Defining Women's Health, Sex and Gender
Originally, the notion of “women’s health” was synonymous with issues relating to childbearing, breast health and menopause. This concept has evolved in the past decade to include more than reproductive issues. Women’s health now depends upon complex interactions between biology, behavior and the environment.
Sex- and gender-specific medicine is a relatively new science defined as the study of the differences in men and women and how they experience health and disease. “Sex” refers to biological differences between men and women such as chromosomes (XX or XY). “Gender” refers to the different roles and values men and women have in society. Every cell in the human body has a sex. Sex and gender are both critical variables that affect health and illness and are often integrated. The Institute of Medicine has drawn attention to the need for creating a sex and gender focus in medicine and has stated that utilizing a “gender lens” when caring for patients has the opportunity to change medical practice.
The department of emergency medicine at The Warren Alpert Medical School at Brown University developed a division of sex and gender in emergency medicine (SGEM) (formerly Women's Health in Emergency Care) which aims to advance and promote sex and gender-specific research and medical care as they relate to medical emergencies.
The emergency departments at Rhode Island, The Miriam and Hasbro Children’s hospitals have become a primary point of contact for patients in Rhode Island and the surrounding areas providing advanced acute medical care. Together, they represent the perfect setting to embrace the concept that differences between females and males will ultimately improve the precision and quality of healthcare for everyone.

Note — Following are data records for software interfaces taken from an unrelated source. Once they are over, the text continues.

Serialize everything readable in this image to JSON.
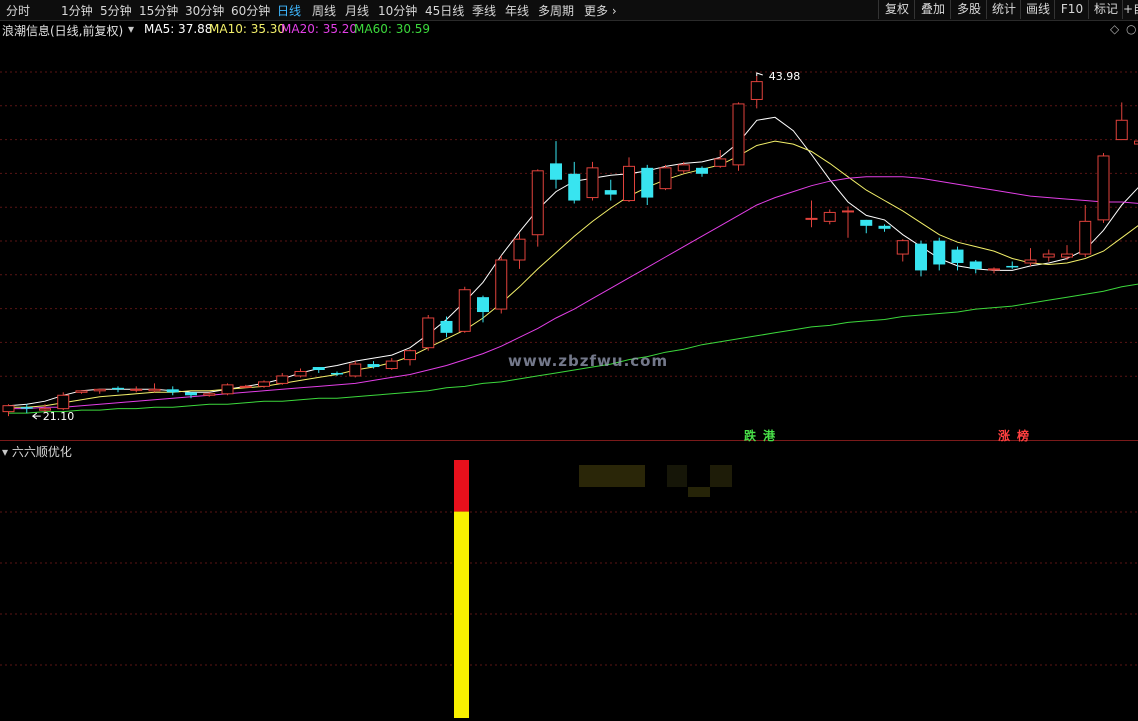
{
  "toolbar": {
    "timeframes": [
      "分时",
      "1分钟",
      "5分钟",
      "15分钟",
      "30分钟",
      "60分钟",
      "日线",
      "周线",
      "月线",
      "10分钟",
      "45日线",
      "季线",
      "年线",
      "多周期",
      "更多"
    ],
    "active": "日线",
    "right_buttons": [
      "复权",
      "叠加",
      "多股",
      "统计",
      "画线",
      "F10",
      "标记",
      "+自"
    ]
  },
  "info": {
    "stock_title": "浪潮信息(日线,前复权)",
    "ma5": "MA5: 37.88",
    "ma10": "MA10: 35.30",
    "ma20": "MA20: 35.20",
    "ma60": "MA60: 30.59"
  },
  "colors": {
    "up": "#e0423c",
    "down": "#38e4f0",
    "ma5": "#ffffff",
    "ma10": "#f3f06a",
    "ma20": "#e23fe6",
    "ma60": "#3cd83c",
    "grid": "#5a1414",
    "volume_top": "#e8101c",
    "volume_body": "#f8f000"
  },
  "indicator": {
    "title": "六六顺优化",
    "bar_red_fraction": 0.2
  },
  "markers": {
    "fall": [
      "跌",
      "港"
    ],
    "rise": [
      "涨",
      "榜"
    ]
  },
  "watermark": "www.zbzfwu.com",
  "chart_data": {
    "type": "candlestick",
    "high_label": "43.98",
    "low_label": "21.10",
    "ylim": [
      20.5,
      46.4
    ],
    "candles": [
      [
        21.4,
        21.8,
        21.9,
        21.1
      ],
      [
        21.7,
        21.6,
        21.9,
        21.3
      ],
      [
        21.5,
        21.6,
        21.9,
        21.3
      ],
      [
        21.6,
        22.5,
        22.7,
        21.5
      ],
      [
        22.7,
        22.8,
        22.8,
        22.6
      ],
      [
        22.8,
        22.9,
        22.9,
        22.6
      ],
      [
        23.0,
        22.9,
        23.1,
        22.7
      ],
      [
        22.9,
        22.9,
        23.1,
        22.7
      ],
      [
        22.8,
        22.9,
        23.3,
        22.7
      ],
      [
        22.9,
        22.7,
        23.1,
        22.5
      ],
      [
        22.7,
        22.5,
        22.7,
        22.3
      ],
      [
        22.5,
        22.6,
        22.7,
        22.4
      ],
      [
        22.6,
        23.2,
        23.3,
        22.5
      ],
      [
        23.1,
        23.1,
        23.2,
        23.0
      ],
      [
        23.1,
        23.4,
        23.5,
        23.0
      ],
      [
        23.3,
        23.8,
        24.0,
        23.2
      ],
      [
        23.8,
        24.1,
        24.3,
        23.7
      ],
      [
        24.4,
        24.2,
        24.4,
        24.0
      ],
      [
        24.0,
        23.9,
        24.1,
        23.8
      ],
      [
        23.8,
        24.6,
        24.8,
        23.7
      ],
      [
        24.6,
        24.4,
        24.8,
        24.3
      ],
      [
        24.3,
        24.8,
        25.0,
        24.2
      ],
      [
        24.9,
        25.5,
        25.6,
        24.5
      ],
      [
        25.7,
        27.7,
        27.9,
        25.5
      ],
      [
        27.5,
        26.7,
        27.8,
        26.4
      ],
      [
        26.8,
        29.6,
        29.8,
        26.7
      ],
      [
        29.1,
        28.1,
        29.2,
        27.4
      ],
      [
        28.3,
        31.6,
        31.9,
        28.0
      ],
      [
        31.6,
        33.0,
        33.4,
        31.0
      ],
      [
        33.3,
        37.6,
        37.7,
        32.5
      ],
      [
        38.1,
        37.0,
        39.6,
        36.4
      ],
      [
        37.4,
        35.6,
        38.2,
        35.4
      ],
      [
        35.8,
        37.8,
        38.2,
        35.6
      ],
      [
        36.3,
        36.0,
        37.0,
        35.6
      ],
      [
        35.6,
        37.9,
        38.5,
        35.5
      ],
      [
        37.8,
        35.8,
        38.0,
        35.3
      ],
      [
        36.4,
        37.8,
        38.0,
        36.3
      ],
      [
        37.6,
        38.0,
        38.2,
        37.4
      ],
      [
        37.8,
        37.4,
        37.9,
        37.2
      ],
      [
        37.9,
        38.4,
        39.0,
        37.8
      ],
      [
        38.0,
        42.1,
        42.2,
        37.6
      ],
      [
        42.4,
        43.6,
        43.98,
        41.8
      ],
      [
        0,
        0,
        0,
        0
      ],
      [
        0,
        0,
        0,
        0
      ],
      [
        34.4,
        34.4,
        35.6,
        33.8
      ],
      [
        34.2,
        34.8,
        35.0,
        34.0
      ],
      [
        34.9,
        34.9,
        35.2,
        33.1
      ],
      [
        34.3,
        33.9,
        34.3,
        33.4
      ],
      [
        33.9,
        33.7,
        34.0,
        33.5
      ],
      [
        32.0,
        32.9,
        33.0,
        31.5
      ],
      [
        32.7,
        30.9,
        32.9,
        30.5
      ],
      [
        32.9,
        31.3,
        33.1,
        30.9
      ],
      [
        32.3,
        31.4,
        32.5,
        30.9
      ],
      [
        31.5,
        31.0,
        31.6,
        30.7
      ],
      [
        31.0,
        31.0,
        31.1,
        30.7
      ],
      [
        31.2,
        31.1,
        31.5,
        31.0
      ],
      [
        31.4,
        31.6,
        32.4,
        31.2
      ],
      [
        31.8,
        32.0,
        32.3,
        31.5
      ],
      [
        31.8,
        32.0,
        32.6,
        31.6
      ],
      [
        32.0,
        34.2,
        35.3,
        31.8
      ],
      [
        34.3,
        38.6,
        38.8,
        34.1
      ],
      [
        39.7,
        41.0,
        42.2,
        39.7
      ],
      [
        39.4,
        39.6,
        40.3,
        38.4
      ],
      [
        37.8,
        35.4,
        38.1,
        35.2
      ],
      [
        36.0,
        36.6,
        37.1,
        35.6
      ],
      [
        0,
        0,
        0,
        0
      ]
    ],
    "ma_series": {
      "ma5": [
        21.8,
        21.9,
        22.1,
        22.5,
        22.8,
        22.9,
        22.9,
        22.9,
        22.9,
        22.8,
        22.7,
        22.7,
        22.9,
        23.1,
        23.3,
        23.6,
        24.0,
        24.3,
        24.5,
        24.8,
        25.0,
        25.2,
        25.7,
        26.6,
        27.6,
        28.8,
        30.1,
        31.9,
        33.5,
        35.0,
        36.2,
        36.9,
        37.1,
        37.3,
        37.4,
        37.6,
        37.9,
        38.1,
        38.2,
        38.5,
        39.5,
        41.0,
        41.2,
        40.3,
        38.7,
        37.0,
        35.5,
        34.6,
        34.3,
        33.3,
        32.5,
        31.7,
        31.2,
        31.0,
        30.9,
        30.9,
        31.2,
        31.4,
        31.7,
        32.3,
        33.6,
        35.3,
        36.6,
        37.3,
        37.88,
        37.88
      ],
      "ma10": [
        21.7,
        21.7,
        21.8,
        22.0,
        22.2,
        22.4,
        22.5,
        22.6,
        22.7,
        22.7,
        22.8,
        22.8,
        22.9,
        23.0,
        23.1,
        23.3,
        23.5,
        23.7,
        23.9,
        24.2,
        24.4,
        24.7,
        25.1,
        25.7,
        26.3,
        26.9,
        27.7,
        28.7,
        29.8,
        31.0,
        32.1,
        33.2,
        34.2,
        35.1,
        35.9,
        36.5,
        37.0,
        37.4,
        37.7,
        38.0,
        38.6,
        39.3,
        39.6,
        39.4,
        38.9,
        38.1,
        37.2,
        36.3,
        35.6,
        34.9,
        34.1,
        33.3,
        32.8,
        32.5,
        32.2,
        31.7,
        31.4,
        31.3,
        31.4,
        31.7,
        32.2,
        33.1,
        34.0,
        34.8,
        35.3,
        35.3
      ],
      "ma20": [
        21.6,
        21.6,
        21.7,
        21.7,
        21.8,
        21.9,
        22.0,
        22.1,
        22.2,
        22.3,
        22.4,
        22.5,
        22.6,
        22.7,
        22.8,
        22.9,
        23.0,
        23.1,
        23.2,
        23.3,
        23.5,
        23.7,
        23.9,
        24.2,
        24.5,
        24.9,
        25.3,
        25.8,
        26.4,
        27.0,
        27.7,
        28.3,
        29.0,
        29.7,
        30.4,
        31.1,
        31.8,
        32.5,
        33.2,
        33.9,
        34.6,
        35.3,
        35.8,
        36.2,
        36.6,
        36.9,
        37.1,
        37.2,
        37.2,
        37.2,
        37.1,
        36.9,
        36.7,
        36.5,
        36.3,
        36.1,
        35.9,
        35.8,
        35.7,
        35.6,
        35.5,
        35.5,
        35.4,
        35.3,
        35.2,
        35.2
      ],
      "ma60": [
        21.3,
        21.3,
        21.4,
        21.4,
        21.5,
        21.5,
        21.6,
        21.6,
        21.7,
        21.7,
        21.8,
        21.9,
        21.9,
        22.0,
        22.1,
        22.1,
        22.2,
        22.3,
        22.3,
        22.4,
        22.5,
        22.6,
        22.7,
        22.8,
        23.0,
        23.1,
        23.3,
        23.4,
        23.6,
        23.8,
        24.0,
        24.2,
        24.4,
        24.6,
        24.9,
        25.1,
        25.4,
        25.6,
        25.9,
        26.1,
        26.3,
        26.5,
        26.7,
        26.9,
        27.1,
        27.2,
        27.4,
        27.5,
        27.6,
        27.8,
        27.9,
        28.0,
        28.1,
        28.3,
        28.4,
        28.5,
        28.7,
        28.9,
        29.1,
        29.3,
        29.5,
        29.8,
        30.0,
        30.3,
        30.59,
        30.59
      ]
    }
  }
}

To learn more about the national sex and gender approach to medical education, visit SGWHC.org. The Sex and Gender Women's Health Collaborative (SGWHC) is a partnership of leading women's health and gender specific medicine organizations designed to raise awareness and improve medical education by promoting the concept that "every cell has a sex."